US lower house creates path to citizenship for migrants
The speaker of the US House of Representatives, Nancy Pelosi, holds a press conference at the Capitol in Washington on Jun. 4, 2019. EPA-EFE/Jim Lo Scalzo
Speaker of the House from California Nancy Pelosi, along with other democratic representatives, speaks to the media about the American Dream and Promise Act in the US Capitol in Washington, DC, USA, Jun. 4, 2019. EPA-EFE/JIM LO SCALZO
Washington, DC, Jun 4 (efe-epa).- Democrats in the US House of Representatives used their majority status on Tuesday to pass a bill that contemplates a path to citizenship for more than 2.5 million immigrants who entered the country without authorization or with only temporary status.
The House voted 237-187 in favor of the DREAM and Promise Act of 2019, as seven Republicans joined the Democrats in supporting the measure.
Prospects for the legislation in the Republican-controlled Senate are dim.
Building on the two-decade old DREAM Act, aimed at providing relief to undocumented young people who were brought to the United States as children, the bill would make it possible for participants in three existing programs to obtain permanent residency.
The largest contingent of potential beneficiaries comprises the more than 700,000 undocumented youth who enjoy protection from deportation under the Deferred Action for Childhood Arrivals (DACA) initiative, known as "Dreamers."
DACA began in 2012 under then-President Barack Obama.

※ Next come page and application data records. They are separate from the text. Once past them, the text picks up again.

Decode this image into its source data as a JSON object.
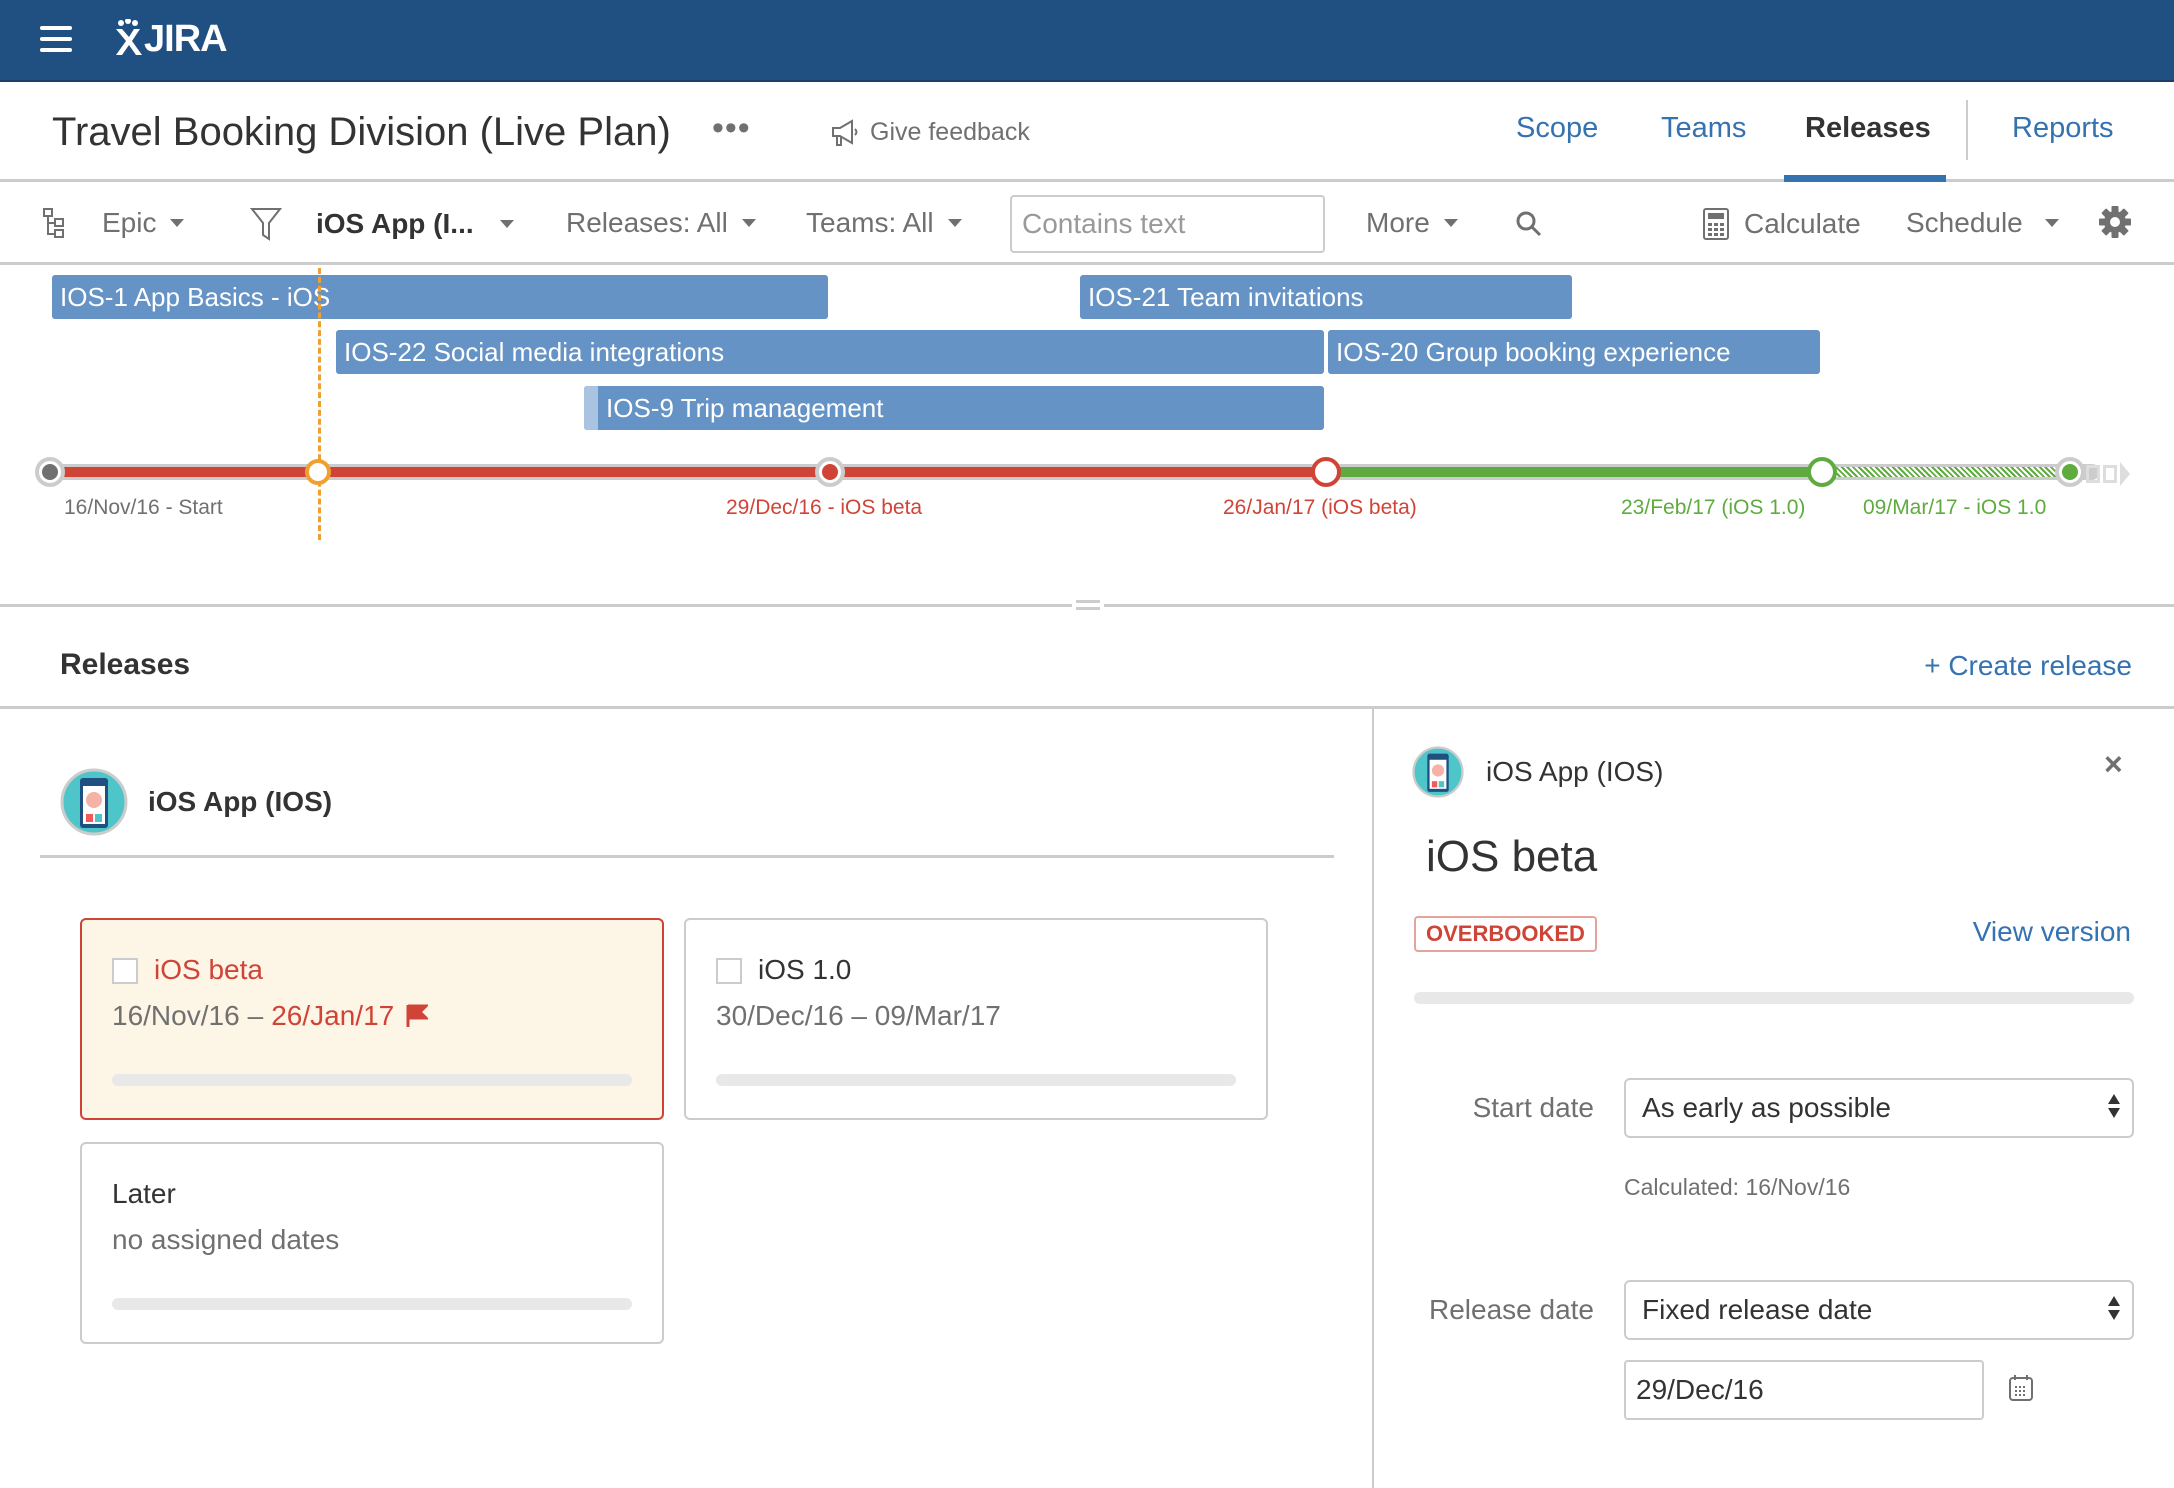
{
  "app": {
    "logo_text": "JIRA"
  },
  "header": {
    "title": "Travel Booking Division (Live Plan)",
    "more_label": "•••",
    "feedback_label": "Give feedback",
    "tabs": [
      {
        "label": "Scope",
        "active": false
      },
      {
        "label": "Teams",
        "active": false
      },
      {
        "label": "Releases",
        "active": true
      },
      {
        "label": "Reports",
        "active": false
      }
    ]
  },
  "toolbar": {
    "hierarchy_label": "Epic",
    "project_filter": "iOS App (I...",
    "releases_filter": "Releases: All",
    "teams_filter": "Teams: All",
    "search_placeholder": "Contains text",
    "search_value": "",
    "more_label": "More",
    "calculate_label": "Calculate",
    "schedule_label": "Schedule"
  },
  "timeline": {
    "epics": [
      {
        "label": "IOS-1 App Basics - iOS",
        "row": 0
      },
      {
        "label": "IOS-21 Team invitations",
        "row": 0
      },
      {
        "label": "IOS-22 Social media integrations",
        "row": 1
      },
      {
        "label": "IOS-20 Group booking experience",
        "row": 1
      },
      {
        "label": "IOS-9 Trip management",
        "row": 2
      }
    ],
    "milestones": [
      {
        "label": "16/Nov/16 - Start",
        "status": "start",
        "color": "#707070"
      },
      {
        "label": "",
        "status": "today",
        "color": "#f0a030"
      },
      {
        "label": "29/Dec/16 - iOS beta",
        "status": "release",
        "color": "#d04437"
      },
      {
        "label": "26/Jan/17 (iOS beta)",
        "status": "projected",
        "color": "#d04437"
      },
      {
        "label": "23/Feb/17 (iOS 1.0)",
        "status": "projected",
        "color": "#5fab3f"
      },
      {
        "label": "09/Mar/17 - iOS 1.0",
        "status": "release",
        "color": "#5fab3f"
      }
    ]
  },
  "releases": {
    "title": "Releases",
    "create_label": "+ Create release",
    "project_name": "iOS App (IOS)",
    "cards": [
      {
        "name": "iOS beta",
        "start": "16/Nov/16",
        "separator": "–",
        "end": "26/Jan/17",
        "overbooked": true,
        "progress": 0
      },
      {
        "name": "iOS 1.0",
        "dates": "30/Dec/16 – 09/Mar/17",
        "overbooked": false,
        "progress": 0
      },
      {
        "name": "Later",
        "dates": "no assigned dates",
        "progress": 0
      }
    ]
  },
  "detail": {
    "project_name": "iOS App (IOS)",
    "title": "iOS beta",
    "badge": "OVERBOOKED",
    "view_version_label": "View version",
    "progress": 0,
    "start_date_label": "Start date",
    "start_date_value": "As early as possible",
    "calculated_text": "Calculated: 16/Nov/16",
    "release_date_label": "Release date",
    "release_date_mode": "Fixed release date",
    "release_date_value": "29/Dec/16",
    "close_label": "×"
  },
  "colors": {
    "brand": "#205081",
    "link": "#3572b0",
    "epic": "#6693c5",
    "late": "#d04437",
    "on_track": "#5fab3f",
    "today": "#f0a030"
  }
}
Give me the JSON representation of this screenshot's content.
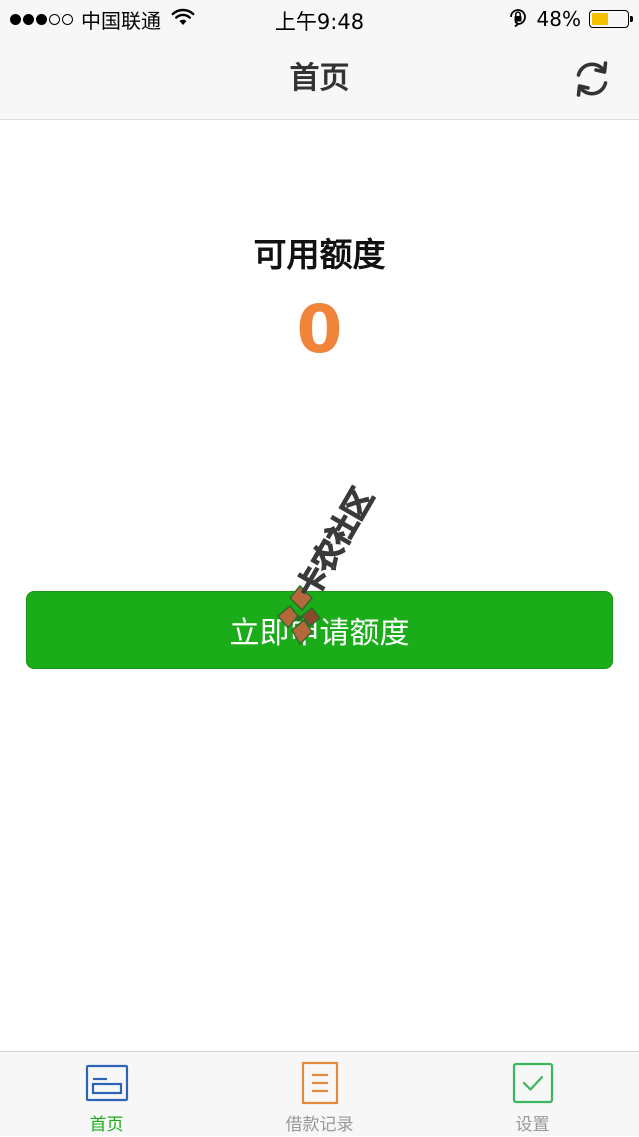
{
  "status_bar": {
    "carrier": "中国联通",
    "time": "上午9:48",
    "battery_percent": "48%",
    "battery_level": 0.48,
    "battery_color": "#f5c000",
    "signal_strength": 3,
    "signal_max": 5
  },
  "nav": {
    "title": "首页",
    "refresh_icon": "refresh-icon"
  },
  "credit": {
    "label": "可用额度",
    "value": "0",
    "value_color": "#f0853a"
  },
  "apply_button": {
    "label": "立即申请额度",
    "color": "#1aad19"
  },
  "watermark": {
    "text": "卡农社区"
  },
  "tabs": [
    {
      "label": "首页",
      "icon": "home-icon",
      "color": "#1aad19",
      "icon_color": "#2f63b8",
      "active": true
    },
    {
      "label": "借款记录",
      "icon": "document-list-icon",
      "color": "#999999",
      "icon_color": "#e58a3a",
      "active": false
    },
    {
      "label": "设置",
      "icon": "checkbox-check-icon",
      "color": "#999999",
      "icon_color": "#3cb65c",
      "active": false
    }
  ]
}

Another group consists of more than 300,000 people who have been allowed to live and work in the US by virtue of Temporary Protected Status (TPS), which is extended to migrants from countries affected by natural disasters and conflicts.
El Salvador, Honduras, Nicaragua and Haiti are the main countries of origin for TPS beneficiaries.
The bill would also open the door to legal permanent residence for Liberian immigrants who fall into the category of Deferred Enforced Departure (DED).
When the bill received the 218th vote ensuring its passage, visitors in the House gallery burst into chants of "Si se puede!" and "Yes, we can!"
All of the Democratic members stood and applauded at the conclusion of the voting, while some, including Alexandria Ocasio-Cortez of New York, joined in the chants.
President Donald Trump announced in 2017 that he would scrap DACA on March 5, 2018, if Congress could not come up with a permanent legislative fix to resolve the issue of the Dreamers.
But the deadline came and went and DACA remains in effect, thanks to federal court decisions preventing the administration from ending the program. EFE